  8. I hate these filthy Neutrals, Kif. With enemies you know where they stand but with Neutrals, who knows? It sickens me.

  9. In 1992, Francis Fukuyama published a best seller called “The End of History and the Last Man.” He argued (presaging Stross) that the fall of the Soviet Union and the corporatization of red China meant that war was over. He argued that the reason we had just gone through ten centuries of war was that feudalism and absolute monarchy were discredited, but it wasn’t obvious what would replace them; now that everybody in the world agreed that financialist capitalism was the ideal economic system and now that everybody but China agrees that some kind of constitutional democracy is the ideal form of government, there is nothing left to fight over, so there’ll never be another war.

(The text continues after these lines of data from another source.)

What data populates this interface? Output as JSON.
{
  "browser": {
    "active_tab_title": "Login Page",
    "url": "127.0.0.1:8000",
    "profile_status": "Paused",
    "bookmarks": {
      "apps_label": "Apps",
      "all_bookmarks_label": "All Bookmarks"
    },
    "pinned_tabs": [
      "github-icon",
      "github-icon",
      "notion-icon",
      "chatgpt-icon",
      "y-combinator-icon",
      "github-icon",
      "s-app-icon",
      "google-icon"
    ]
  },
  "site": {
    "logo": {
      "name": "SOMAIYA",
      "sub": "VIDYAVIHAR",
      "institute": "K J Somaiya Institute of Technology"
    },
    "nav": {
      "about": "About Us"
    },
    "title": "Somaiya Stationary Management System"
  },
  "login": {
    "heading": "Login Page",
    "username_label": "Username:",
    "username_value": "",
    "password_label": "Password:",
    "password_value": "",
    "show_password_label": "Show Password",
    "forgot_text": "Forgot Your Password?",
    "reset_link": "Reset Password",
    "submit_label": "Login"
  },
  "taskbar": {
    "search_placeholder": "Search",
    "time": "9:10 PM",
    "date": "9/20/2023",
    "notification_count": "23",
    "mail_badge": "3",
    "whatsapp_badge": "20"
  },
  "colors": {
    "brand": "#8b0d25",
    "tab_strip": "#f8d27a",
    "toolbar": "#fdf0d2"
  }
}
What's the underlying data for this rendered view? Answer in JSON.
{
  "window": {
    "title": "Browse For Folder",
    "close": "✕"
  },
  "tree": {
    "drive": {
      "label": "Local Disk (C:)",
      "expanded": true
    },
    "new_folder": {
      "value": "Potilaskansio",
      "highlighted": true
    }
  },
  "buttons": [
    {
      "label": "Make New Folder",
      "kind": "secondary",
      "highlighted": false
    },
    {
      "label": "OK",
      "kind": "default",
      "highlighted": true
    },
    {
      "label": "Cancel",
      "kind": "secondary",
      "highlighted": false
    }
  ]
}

    A year later, Islamists attempted to destroy the World Trade Center. Eight years after that, they succeeded, plunging us into 12 years of war and still counting. Twenty nine years after the original attack on the World Trade Center, Islamists are coming to power everywhere from Tunisia to Pakistan. No, it turns out, we didn’t all agree, and it didn’t take anything like a majority to challenge the status quo. The Islamists may yet lose; in the very long run, I’m assuming they will. But just because western elites declare something “settled” doesn’t mean that it’s actually settled.

    Case in point? By Calvin Coolidge’s time, financial trusts and machine politics were the elite consensus, and not just in the US. Herbert Hoover ran and won on a platform of more of the same, but run by a nicer guy. Franklin Roosevelt ran, originally, on a platform of more of the same, but run by the other party — and then, after the Bonus Army massacre, events forced his hand, and the machine politics/financial trusts consensus crumbled (at least briefly).

    There is no more reason to think that the current elite consensus is permanent than there was to trust Karl Rove when he promised “a permanent Republican majority.” If anything, there’s even less reason.

    • Antinous / Moderator says:

      Absolutely absolute monarchy is the perfect anti-war form of government since the monarchs (or their champions) can just sort things out in single combat.

  10. Ladyfingers says:

    “It comes from a very ancient democracy, you see…”

    “You mean, it comes from a world of lizards?”

    “No,” said Ford, who by this time was a little more rational and coherent than he had been, having finally had the coffee forced down him, “nothing so simple. Nothing anything like so straightforward. On its world, the people are people. The leaders are lizards. The people hate the lizards and the lizards rule the people.”

    “Odd,” said Arthur, “I thought you said it was a democracy.”

    “I did,” said ford. “It is.”

    “So,” said Arthur, hoping he wasn’t sounding ridiculously obtuse, “why don’t the people get rid of the lizards?”

    “It honestly doesn’t occur to them,” said Ford. “They’ve all got the vote, so they all pretty much assume that the government they’ve voted in more or less approximates to the government they want.”

    “You mean they actually vote for the lizards?”

    “Oh yes,” said Ford with a shrug, “of course.”

    “But,” said Arthur, going for the big one again, “why?”

    “Because if they didn’t vote for a lizard,” said Ford, “the wrong lizard might get in. Got any gin?”

Leave a Reply